# Data section

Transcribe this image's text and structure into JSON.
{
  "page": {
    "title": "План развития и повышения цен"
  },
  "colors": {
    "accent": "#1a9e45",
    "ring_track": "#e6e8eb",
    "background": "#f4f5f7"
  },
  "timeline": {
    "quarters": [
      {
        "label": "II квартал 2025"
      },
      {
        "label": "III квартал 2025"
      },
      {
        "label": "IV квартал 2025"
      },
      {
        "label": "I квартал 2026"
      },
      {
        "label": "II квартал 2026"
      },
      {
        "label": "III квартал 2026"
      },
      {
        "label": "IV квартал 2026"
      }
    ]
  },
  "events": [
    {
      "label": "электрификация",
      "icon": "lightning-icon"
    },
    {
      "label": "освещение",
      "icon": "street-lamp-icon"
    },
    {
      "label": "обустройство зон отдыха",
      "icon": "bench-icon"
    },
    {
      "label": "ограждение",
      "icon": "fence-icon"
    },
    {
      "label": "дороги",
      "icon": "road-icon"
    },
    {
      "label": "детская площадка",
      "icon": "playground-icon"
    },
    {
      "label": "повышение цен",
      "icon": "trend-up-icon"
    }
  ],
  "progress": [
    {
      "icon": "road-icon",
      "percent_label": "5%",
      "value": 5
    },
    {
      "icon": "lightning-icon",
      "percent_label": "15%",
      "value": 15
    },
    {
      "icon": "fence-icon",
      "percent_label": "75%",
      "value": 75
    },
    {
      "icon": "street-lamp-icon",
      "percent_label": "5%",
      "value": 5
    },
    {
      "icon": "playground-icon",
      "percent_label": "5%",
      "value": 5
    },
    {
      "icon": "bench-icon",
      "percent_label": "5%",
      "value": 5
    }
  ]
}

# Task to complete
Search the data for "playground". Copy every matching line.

# Exercise result
      "icon": "playground-icon"
      "icon": "playground-icon",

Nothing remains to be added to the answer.